Below are the records; copy every line in them that holds the string "access".

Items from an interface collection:
※ ※ ※
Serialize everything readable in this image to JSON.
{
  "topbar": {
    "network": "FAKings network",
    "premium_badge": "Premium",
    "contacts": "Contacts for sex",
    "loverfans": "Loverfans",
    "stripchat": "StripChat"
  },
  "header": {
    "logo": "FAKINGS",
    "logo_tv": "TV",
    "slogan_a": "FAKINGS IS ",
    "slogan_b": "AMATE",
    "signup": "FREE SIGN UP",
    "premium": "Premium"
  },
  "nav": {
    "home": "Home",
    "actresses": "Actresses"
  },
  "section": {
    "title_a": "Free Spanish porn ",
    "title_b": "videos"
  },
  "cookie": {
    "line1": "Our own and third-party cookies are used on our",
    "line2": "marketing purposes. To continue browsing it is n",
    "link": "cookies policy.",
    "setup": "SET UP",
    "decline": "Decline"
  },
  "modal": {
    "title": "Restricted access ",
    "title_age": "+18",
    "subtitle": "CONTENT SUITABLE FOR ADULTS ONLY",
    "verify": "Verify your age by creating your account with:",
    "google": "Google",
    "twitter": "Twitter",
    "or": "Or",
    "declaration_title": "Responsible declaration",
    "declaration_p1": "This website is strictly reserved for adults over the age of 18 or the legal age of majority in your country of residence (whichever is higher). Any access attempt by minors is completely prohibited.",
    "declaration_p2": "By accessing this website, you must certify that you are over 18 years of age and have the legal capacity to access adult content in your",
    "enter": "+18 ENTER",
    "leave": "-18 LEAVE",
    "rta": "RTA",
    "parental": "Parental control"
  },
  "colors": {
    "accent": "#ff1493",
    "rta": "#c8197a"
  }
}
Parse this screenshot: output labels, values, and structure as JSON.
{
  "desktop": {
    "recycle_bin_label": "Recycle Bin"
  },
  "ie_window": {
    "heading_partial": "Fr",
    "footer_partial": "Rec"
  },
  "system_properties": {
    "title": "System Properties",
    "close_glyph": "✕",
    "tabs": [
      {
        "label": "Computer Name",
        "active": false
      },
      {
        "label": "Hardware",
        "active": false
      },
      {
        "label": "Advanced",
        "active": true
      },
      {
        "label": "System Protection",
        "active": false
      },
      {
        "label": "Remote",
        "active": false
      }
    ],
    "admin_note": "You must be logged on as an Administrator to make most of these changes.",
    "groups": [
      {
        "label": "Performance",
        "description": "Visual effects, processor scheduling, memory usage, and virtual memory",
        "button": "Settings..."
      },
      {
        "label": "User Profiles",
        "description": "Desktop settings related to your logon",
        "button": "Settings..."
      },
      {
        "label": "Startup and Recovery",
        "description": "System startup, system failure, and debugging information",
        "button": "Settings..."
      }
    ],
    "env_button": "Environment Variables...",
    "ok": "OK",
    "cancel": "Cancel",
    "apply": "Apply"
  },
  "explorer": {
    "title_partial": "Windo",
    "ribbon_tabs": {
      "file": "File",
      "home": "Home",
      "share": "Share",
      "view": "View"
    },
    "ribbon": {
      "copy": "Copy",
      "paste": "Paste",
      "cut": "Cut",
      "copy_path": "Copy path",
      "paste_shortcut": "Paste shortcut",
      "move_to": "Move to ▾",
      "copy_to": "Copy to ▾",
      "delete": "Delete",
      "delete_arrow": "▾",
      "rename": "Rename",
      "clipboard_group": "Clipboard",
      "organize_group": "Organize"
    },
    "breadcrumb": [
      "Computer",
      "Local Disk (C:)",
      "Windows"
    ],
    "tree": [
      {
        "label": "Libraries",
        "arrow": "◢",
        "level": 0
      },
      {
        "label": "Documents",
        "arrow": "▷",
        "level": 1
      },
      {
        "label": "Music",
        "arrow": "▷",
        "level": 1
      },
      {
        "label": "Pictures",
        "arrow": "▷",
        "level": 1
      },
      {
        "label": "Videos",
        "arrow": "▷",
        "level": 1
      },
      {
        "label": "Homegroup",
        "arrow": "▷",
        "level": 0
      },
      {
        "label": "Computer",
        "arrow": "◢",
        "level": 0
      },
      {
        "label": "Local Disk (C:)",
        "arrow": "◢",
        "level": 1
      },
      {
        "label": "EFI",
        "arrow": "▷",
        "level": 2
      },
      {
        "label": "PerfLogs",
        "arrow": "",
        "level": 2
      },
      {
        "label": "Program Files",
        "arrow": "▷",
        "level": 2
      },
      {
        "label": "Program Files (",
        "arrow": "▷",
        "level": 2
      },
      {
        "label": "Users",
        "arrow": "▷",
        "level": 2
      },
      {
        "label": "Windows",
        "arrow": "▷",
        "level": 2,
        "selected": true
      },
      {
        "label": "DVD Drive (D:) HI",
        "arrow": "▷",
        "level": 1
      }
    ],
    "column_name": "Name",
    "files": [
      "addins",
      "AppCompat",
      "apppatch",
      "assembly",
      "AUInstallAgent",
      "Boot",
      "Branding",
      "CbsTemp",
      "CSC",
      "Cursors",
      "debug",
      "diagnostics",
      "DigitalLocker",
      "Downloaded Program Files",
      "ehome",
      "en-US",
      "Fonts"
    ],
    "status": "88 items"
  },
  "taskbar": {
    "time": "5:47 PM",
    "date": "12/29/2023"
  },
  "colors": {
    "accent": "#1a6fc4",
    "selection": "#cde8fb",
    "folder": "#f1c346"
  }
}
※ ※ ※
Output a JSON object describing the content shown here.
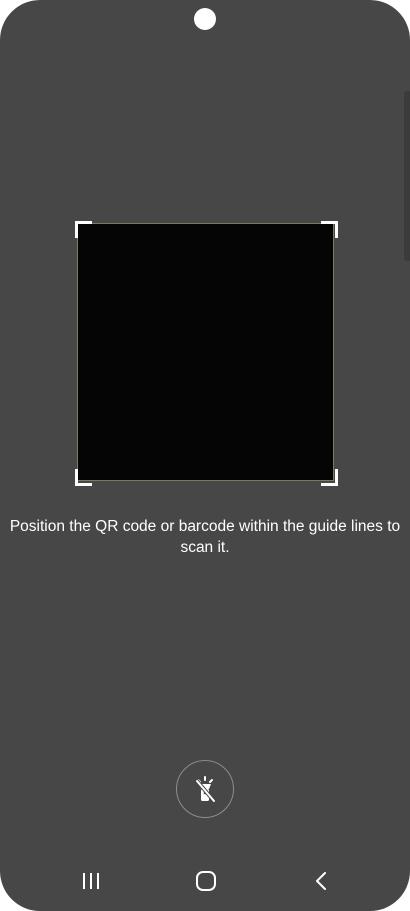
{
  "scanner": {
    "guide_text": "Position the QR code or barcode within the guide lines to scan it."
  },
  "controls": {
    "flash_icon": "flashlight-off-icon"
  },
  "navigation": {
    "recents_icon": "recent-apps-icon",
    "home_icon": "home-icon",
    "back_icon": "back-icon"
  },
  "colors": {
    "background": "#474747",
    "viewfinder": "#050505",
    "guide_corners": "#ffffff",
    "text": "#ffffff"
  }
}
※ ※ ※
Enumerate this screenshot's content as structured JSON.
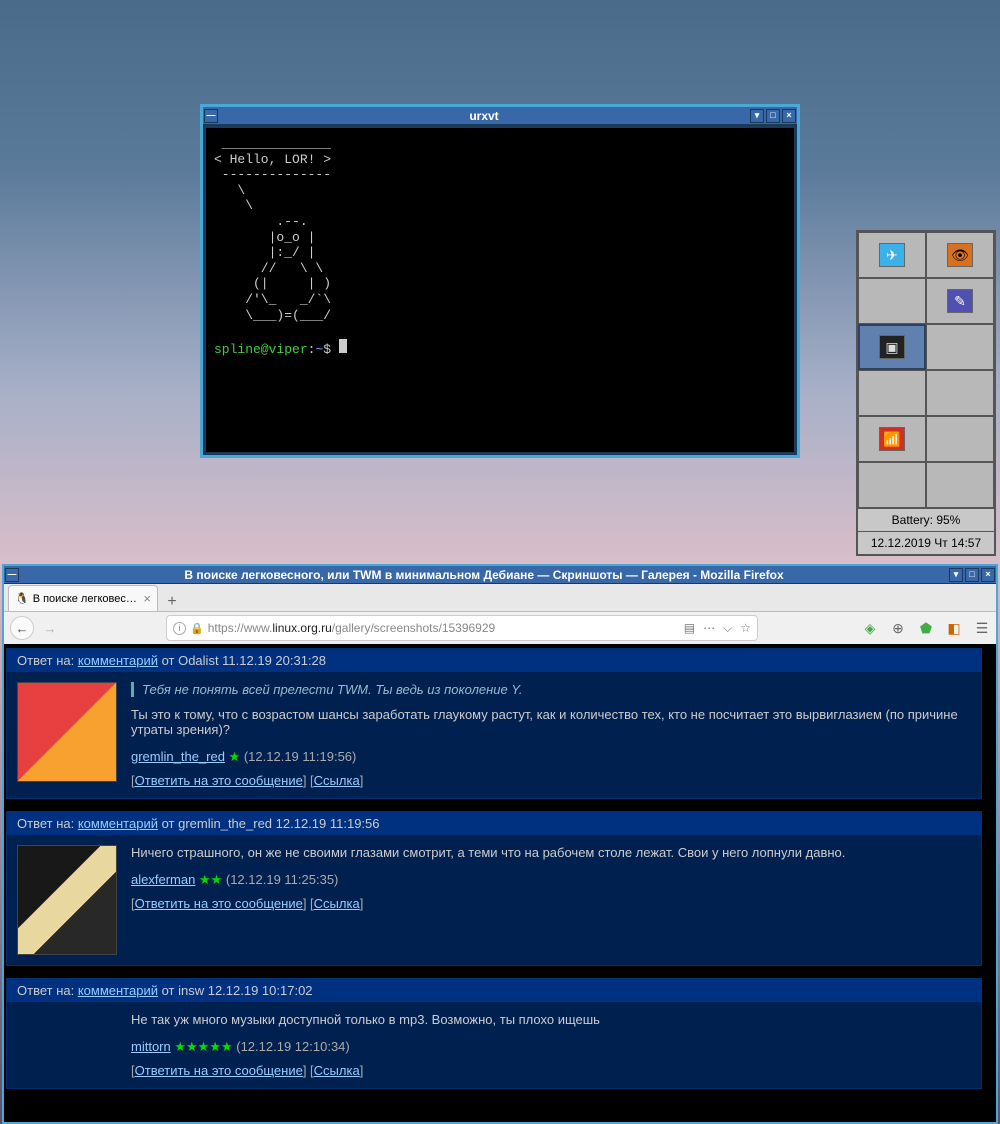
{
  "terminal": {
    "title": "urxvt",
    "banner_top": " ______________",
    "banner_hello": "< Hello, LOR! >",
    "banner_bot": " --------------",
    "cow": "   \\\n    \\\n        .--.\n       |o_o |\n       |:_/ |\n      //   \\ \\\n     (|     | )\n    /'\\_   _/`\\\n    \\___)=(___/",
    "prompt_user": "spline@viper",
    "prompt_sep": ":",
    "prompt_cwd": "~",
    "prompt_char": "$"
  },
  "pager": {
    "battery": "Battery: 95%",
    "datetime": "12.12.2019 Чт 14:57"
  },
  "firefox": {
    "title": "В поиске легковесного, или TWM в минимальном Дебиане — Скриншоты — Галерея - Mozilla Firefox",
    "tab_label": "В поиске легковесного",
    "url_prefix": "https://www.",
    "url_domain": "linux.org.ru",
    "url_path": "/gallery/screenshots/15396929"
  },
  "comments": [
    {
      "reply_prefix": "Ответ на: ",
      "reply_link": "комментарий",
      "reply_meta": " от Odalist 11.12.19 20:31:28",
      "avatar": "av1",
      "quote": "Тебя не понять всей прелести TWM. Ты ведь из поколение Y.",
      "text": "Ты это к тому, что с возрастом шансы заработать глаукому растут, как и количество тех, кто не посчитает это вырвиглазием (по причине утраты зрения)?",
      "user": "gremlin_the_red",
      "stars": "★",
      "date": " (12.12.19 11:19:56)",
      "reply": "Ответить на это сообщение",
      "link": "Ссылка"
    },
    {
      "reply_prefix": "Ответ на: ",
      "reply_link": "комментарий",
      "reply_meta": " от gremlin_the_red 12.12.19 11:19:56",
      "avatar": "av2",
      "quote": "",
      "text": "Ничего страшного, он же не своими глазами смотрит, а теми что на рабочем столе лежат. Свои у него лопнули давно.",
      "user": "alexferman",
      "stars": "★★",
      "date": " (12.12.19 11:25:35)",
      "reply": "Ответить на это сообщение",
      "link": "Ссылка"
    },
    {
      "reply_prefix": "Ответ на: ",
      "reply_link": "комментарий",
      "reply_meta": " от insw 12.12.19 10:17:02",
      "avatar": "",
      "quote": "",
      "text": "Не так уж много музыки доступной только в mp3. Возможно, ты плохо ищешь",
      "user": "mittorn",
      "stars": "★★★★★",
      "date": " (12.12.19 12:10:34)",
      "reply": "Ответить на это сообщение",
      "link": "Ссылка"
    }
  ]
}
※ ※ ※
◆ **Answer**
    "title": "Restricted access ",
    "declaration_p1": "This website is strictly reserved for adults over the age of 18 or the legal age of majority in your country of residence (whichever is higher). Any access attempt by minors is completely prohibited.",
    "declaration_p2": "By accessing this website, you must certify that you are over 18 years of age and have the legal capacity to access adult content in your",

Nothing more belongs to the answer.